About this task - Return all the entries word for word.

Supplied records -
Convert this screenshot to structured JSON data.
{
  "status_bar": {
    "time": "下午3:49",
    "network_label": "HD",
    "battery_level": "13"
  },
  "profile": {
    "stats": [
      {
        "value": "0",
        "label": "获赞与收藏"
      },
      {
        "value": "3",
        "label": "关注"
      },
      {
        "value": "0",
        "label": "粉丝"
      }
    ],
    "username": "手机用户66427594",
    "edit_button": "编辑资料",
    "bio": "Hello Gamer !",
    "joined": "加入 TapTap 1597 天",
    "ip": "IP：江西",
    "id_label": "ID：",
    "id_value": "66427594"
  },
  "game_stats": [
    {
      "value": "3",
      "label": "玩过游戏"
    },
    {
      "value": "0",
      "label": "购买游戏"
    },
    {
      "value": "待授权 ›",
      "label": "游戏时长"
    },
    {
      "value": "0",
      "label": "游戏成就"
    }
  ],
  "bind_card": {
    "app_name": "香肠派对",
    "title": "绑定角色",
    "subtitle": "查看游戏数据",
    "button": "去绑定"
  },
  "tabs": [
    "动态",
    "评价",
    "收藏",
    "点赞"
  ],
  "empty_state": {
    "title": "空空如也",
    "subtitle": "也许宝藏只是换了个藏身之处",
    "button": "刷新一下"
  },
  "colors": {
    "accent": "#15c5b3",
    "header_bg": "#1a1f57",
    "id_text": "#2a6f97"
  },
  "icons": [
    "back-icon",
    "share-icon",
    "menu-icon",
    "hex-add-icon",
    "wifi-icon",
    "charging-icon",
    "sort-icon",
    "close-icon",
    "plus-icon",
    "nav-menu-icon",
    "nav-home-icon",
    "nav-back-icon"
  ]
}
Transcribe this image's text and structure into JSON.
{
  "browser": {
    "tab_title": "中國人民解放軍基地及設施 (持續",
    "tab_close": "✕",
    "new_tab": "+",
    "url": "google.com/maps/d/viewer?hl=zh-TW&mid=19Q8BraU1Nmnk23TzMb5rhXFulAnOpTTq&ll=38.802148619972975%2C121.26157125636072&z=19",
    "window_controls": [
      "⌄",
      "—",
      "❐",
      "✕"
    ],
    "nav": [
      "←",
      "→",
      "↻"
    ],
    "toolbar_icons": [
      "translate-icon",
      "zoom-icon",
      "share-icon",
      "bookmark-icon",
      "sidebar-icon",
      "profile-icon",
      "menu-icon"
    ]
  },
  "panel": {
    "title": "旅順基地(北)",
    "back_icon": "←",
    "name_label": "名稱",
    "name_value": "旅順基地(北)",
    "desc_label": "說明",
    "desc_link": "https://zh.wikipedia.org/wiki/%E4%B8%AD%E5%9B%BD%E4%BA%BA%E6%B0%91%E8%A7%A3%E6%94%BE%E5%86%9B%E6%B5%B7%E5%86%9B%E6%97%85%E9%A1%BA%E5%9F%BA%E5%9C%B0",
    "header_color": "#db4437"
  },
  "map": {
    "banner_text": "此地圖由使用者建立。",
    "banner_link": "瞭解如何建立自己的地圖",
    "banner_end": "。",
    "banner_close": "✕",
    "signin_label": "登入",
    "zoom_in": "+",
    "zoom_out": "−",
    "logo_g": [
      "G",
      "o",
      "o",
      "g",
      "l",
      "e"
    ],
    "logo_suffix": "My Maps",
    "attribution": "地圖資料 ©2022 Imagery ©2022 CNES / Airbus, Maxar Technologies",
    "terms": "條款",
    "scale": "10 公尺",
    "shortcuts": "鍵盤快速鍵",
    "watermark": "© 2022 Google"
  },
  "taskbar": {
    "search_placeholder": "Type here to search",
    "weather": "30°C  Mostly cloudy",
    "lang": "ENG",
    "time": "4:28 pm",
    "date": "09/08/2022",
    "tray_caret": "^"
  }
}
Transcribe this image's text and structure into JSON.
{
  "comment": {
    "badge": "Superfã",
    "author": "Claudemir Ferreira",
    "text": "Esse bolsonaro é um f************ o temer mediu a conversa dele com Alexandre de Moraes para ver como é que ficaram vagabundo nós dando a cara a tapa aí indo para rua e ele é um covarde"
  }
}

Answer for the task -
Convert this screenshot to structured JSON data.
{
  "status_bar": {
    "time": "下午3:49",
    "network_label": "HD",
    "battery_level": "13"
  },
  "profile": {
    "stats": [
      {
        "value": "0",
        "label": "获赞与收藏"
      },
      {
        "value": "3",
        "label": "关注"
      },
      {
        "value": "0",
        "label": "粉丝"
      }
    ],
    "username": "手机用户66427594",
    "edit_button": "编辑资料",
    "bio": "Hello Gamer !",
    "joined": "加入 TapTap 1597 天",
    "ip": "IP：江西",
    "id_label": "ID：",
    "id_value": "66427594"
  },
  "game_stats": [
    {
      "value": "3",
      "label": "玩过游戏"
    },
    {
      "value": "0",
      "label": "购买游戏"
    },
    {
      "value": "待授权 ›",
      "label": "游戏时长"
    },
    {
      "value": "0",
      "label": "游戏成就"
    }
  ],
  "bind_card": {
    "app_name": "香肠派对",
    "title": "绑定角色",
    "subtitle": "查看游戏数据",
    "button": "去绑定"
  },
  "tabs": [
    "动态",
    "评价",
    "收藏",
    "点赞"
  ],
  "empty_state": {
    "title": "空空如也",
    "subtitle": "也许宝藏只是换了个藏身之处",
    "button": "刷新一下"
  },
  "colors": {
    "accent": "#15c5b3",
    "header_bg": "#1a1f57",
    "id_text": "#2a6f97"
  },
  "icons": [
    "back-icon",
    "share-icon",
    "menu-icon",
    "hex-add-icon",
    "wifi-icon",
    "charging-icon",
    "sort-icon",
    "close-icon",
    "plus-icon",
    "nav-menu-icon",
    "nav-home-icon",
    "nav-back-icon"
  ]
}
Transcribe this image's text and structure into JSON.
{
  "browser": {
    "tab_title": "中國人民解放軍基地及設施 (持續",
    "tab_close": "✕",
    "new_tab": "+",
    "url": "google.com/maps/d/viewer?hl=zh-TW&mid=19Q8BraU1Nmnk23TzMb5rhXFulAnOpTTq&ll=38.802148619972975%2C121.26157125636072&z=19",
    "window_controls": [
      "⌄",
      "—",
      "❐",
      "✕"
    ],
    "nav": [
      "←",
      "→",
      "↻"
    ],
    "toolbar_icons": [
      "translate-icon",
      "zoom-icon",
      "share-icon",
      "bookmark-icon",
      "sidebar-icon",
      "profile-icon",
      "menu-icon"
    ]
  },
  "panel": {
    "title": "旅順基地(北)",
    "back_icon": "←",
    "name_label": "名稱",
    "name_value": "旅順基地(北)",
    "desc_label": "說明",
    "desc_link": "https://zh.wikipedia.org/wiki/%E4%B8%AD%E5%9B%BD%E4%BA%BA%E6%B0%91%E8%A7%A3%E6%94%BE%E5%86%9B%E6%B5%B7%E5%86%9B%E6%97%85%E9%A1%BA%E5%9F%BA%E5%9C%B0",
    "header_color": "#db4437"
  },
  "map": {
    "banner_text": "此地圖由使用者建立。",
    "banner_link": "瞭解如何建立自己的地圖",
    "banner_end": "。",
    "banner_close": "✕",
    "signin_label": "登入",
    "zoom_in": "+",
    "zoom_out": "−",
    "logo_g": [
      "G",
      "o",
      "o",
      "g",
      "l",
      "e"
    ],
    "logo_suffix": "My Maps",
    "attribution": "地圖資料 ©2022 Imagery ©2022 CNES / Airbus, Maxar Technologies",
    "terms": "條款",
    "scale": "10 公尺",
    "shortcuts": "鍵盤快速鍵",
    "watermark": "© 2022 Google"
  },
  "taskbar": {
    "search_placeholder": "Type here to search",
    "weather": "30°C  Mostly cloudy",
    "lang": "ENG",
    "time": "4:28 pm",
    "date": "09/08/2022",
    "tray_caret": "^"
  }
}
Transcribe this image's text and structure into JSON.
{
  "comment": {
    "badge": "Superfã",
    "author": "Claudemir Ferreira",
    "text": "Esse bolsonaro é um f************ o temer mediu a conversa dele com Alexandre de Moraes para ver como é que ficaram vagabundo nós dando a cara a tapa aí indo para rua e ele é um covarde"
  }
}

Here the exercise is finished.